The Blackspotted Cutthroat Trout (Oncorhynchus clarki) was announced as the Montana state fish by the State Legislature in 1977.
While designated as a singular state fish, the Blackspotted Cutthroat Trout is a term to describe two subspecies of Cutthroat Trout Indigenous to Montana, the Westslope Cutthroat Trout and the Yellowstone Cutthroat Trout.
Initially identified during the famous Lewis and Clark expedition, Blackspotted Cutthroat Trout was selected over other common fish in the region to represent the State’s efforts to preserve a quality of life that had already been lost in other states.
Recognizing the Blackspotted Cutthroat Trout
The Blackspotted Cutthroat Trout are most easily identified by their distinctive red slashes near their lower jaws, from which they derive their “Cutthroat” title.
The Cutthroat Trout can vary between 6 and 16 inches long and are typically a golden gray-green color.
The Montana State Fish’s distinguishing black spots cover the length of its body but tend to focus towards the tails of the Westslope subspecies, while the Yellowstone Cutthroat Trout tend to have more spots near their bellies and front fins.
The BlackSpotted Cutthroat Trout’s Breeding Habits
Cutthroat Trout spawn in running water and bury their eggs in a nest called a red in the spring. The eggs have an incubation period ranging from a few weeks to a couple of months.
Once hatched, newborn fry occupies their native streams for about 1 to 2 years. At this time, the full-grown Cutthroat Trout will migrate back to lakes to begin the rearing process.
Blackspotted Cutthroat Trout Habitats in Montana
Black Spotted Cutthroat Trout tend to live in cold waters and are common in both headwater lakes and stream environments.
In Montana, Yellowstone Cutthroat Trout populations can be found in the Yellowstone River, Bighorn River, and several Tongue River basins.
Meanwhile, Montana’s Westslope Cutthroat Trout can frequently be found roaming the Kootenai Watershed, the Clark Fork Watershed, and the headwaters of the Missouri River and the Saskatchewan River.
Current Threats to the Montana State Fish
Despite being the Montana State Fish, the Blackspotted Cutthroat Trout is considered a Species of Concern. This means that the current population of fish in the state is currently in decline.
This reduction in the population can partially be attributed to the loss of their habitat. However, the most significant factor contributing to the concern is the natural hybridization occurring between the Cutthroat Trout and other native species such as the Rainbow and Brook Trout.

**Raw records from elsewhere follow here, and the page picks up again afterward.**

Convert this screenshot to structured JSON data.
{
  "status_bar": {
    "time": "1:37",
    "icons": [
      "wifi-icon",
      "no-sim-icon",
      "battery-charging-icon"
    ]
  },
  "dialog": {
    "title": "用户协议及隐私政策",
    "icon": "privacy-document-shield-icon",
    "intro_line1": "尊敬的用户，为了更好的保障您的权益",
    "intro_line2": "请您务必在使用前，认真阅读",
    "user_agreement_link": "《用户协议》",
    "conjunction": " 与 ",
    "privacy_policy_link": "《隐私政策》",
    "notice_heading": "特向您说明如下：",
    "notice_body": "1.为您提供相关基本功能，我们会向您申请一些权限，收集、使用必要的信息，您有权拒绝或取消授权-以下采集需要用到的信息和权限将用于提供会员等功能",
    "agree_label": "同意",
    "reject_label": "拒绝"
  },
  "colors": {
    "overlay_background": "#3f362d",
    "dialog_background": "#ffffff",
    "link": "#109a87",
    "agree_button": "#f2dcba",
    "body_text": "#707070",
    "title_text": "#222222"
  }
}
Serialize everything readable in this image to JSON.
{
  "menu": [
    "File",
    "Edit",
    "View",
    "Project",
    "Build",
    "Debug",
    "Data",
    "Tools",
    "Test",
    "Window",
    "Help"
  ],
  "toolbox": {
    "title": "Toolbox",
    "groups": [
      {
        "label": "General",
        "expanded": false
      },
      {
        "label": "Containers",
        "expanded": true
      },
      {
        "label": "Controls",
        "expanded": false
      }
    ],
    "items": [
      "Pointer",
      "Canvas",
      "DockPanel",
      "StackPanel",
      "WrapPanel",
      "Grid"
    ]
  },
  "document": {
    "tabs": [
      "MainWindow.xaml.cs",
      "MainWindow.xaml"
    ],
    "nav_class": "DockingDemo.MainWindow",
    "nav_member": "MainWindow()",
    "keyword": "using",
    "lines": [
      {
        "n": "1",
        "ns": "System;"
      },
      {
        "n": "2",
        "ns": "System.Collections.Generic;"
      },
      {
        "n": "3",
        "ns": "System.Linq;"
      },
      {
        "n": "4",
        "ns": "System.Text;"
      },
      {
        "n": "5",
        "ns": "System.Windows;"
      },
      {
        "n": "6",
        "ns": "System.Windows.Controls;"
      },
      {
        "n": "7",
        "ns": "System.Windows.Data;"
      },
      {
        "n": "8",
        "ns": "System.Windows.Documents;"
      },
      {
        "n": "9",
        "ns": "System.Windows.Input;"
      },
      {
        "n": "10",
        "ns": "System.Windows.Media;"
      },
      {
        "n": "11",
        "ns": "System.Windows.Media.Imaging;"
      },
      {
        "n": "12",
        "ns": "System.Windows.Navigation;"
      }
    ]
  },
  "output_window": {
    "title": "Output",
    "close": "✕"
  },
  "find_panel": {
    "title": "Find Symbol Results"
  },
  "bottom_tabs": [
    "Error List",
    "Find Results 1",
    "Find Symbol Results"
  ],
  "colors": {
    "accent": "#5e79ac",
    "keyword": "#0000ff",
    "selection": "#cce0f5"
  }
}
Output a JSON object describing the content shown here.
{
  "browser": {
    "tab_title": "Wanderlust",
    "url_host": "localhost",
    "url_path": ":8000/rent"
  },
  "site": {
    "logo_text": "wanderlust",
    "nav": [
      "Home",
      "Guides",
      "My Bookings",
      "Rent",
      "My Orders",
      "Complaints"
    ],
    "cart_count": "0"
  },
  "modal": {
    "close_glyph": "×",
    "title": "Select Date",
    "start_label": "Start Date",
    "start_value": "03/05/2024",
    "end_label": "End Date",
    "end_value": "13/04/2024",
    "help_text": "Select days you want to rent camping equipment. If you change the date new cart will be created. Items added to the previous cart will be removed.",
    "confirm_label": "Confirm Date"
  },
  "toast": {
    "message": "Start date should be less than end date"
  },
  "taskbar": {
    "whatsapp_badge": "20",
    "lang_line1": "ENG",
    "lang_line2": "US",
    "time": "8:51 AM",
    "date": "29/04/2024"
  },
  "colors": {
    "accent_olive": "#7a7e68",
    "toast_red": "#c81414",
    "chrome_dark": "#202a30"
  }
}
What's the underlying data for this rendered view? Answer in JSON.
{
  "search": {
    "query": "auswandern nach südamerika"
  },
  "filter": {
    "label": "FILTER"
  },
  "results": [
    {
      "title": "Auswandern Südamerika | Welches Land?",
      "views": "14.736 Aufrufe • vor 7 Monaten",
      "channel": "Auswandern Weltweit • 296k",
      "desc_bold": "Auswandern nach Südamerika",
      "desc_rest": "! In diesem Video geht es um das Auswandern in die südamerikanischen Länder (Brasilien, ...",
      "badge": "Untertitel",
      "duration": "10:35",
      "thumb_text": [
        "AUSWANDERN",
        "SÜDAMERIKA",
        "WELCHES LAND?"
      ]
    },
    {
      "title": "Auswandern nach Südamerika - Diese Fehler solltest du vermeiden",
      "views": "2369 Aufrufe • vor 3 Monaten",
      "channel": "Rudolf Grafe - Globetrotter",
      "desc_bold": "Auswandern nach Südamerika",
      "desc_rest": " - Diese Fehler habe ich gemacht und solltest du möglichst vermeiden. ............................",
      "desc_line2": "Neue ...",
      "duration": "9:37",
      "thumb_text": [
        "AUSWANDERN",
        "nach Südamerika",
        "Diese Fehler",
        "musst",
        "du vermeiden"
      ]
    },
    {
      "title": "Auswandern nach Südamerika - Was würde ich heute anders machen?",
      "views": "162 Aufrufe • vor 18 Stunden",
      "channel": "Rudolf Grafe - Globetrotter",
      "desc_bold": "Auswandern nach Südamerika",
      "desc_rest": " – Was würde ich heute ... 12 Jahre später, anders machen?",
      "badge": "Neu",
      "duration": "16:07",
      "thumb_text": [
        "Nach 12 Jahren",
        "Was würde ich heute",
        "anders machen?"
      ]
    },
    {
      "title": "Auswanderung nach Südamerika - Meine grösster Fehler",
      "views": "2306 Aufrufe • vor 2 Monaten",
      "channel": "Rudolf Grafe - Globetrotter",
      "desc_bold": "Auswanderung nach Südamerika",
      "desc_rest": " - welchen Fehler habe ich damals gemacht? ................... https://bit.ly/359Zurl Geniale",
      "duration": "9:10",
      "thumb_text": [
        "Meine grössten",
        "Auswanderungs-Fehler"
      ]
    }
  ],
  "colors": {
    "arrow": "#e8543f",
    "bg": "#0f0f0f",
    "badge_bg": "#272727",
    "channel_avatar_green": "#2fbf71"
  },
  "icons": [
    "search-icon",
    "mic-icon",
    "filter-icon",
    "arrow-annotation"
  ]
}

State Government in Montana is currently working toward preserving the species. In accordance with state law, wranglers must release Cutthroat Trout when caught.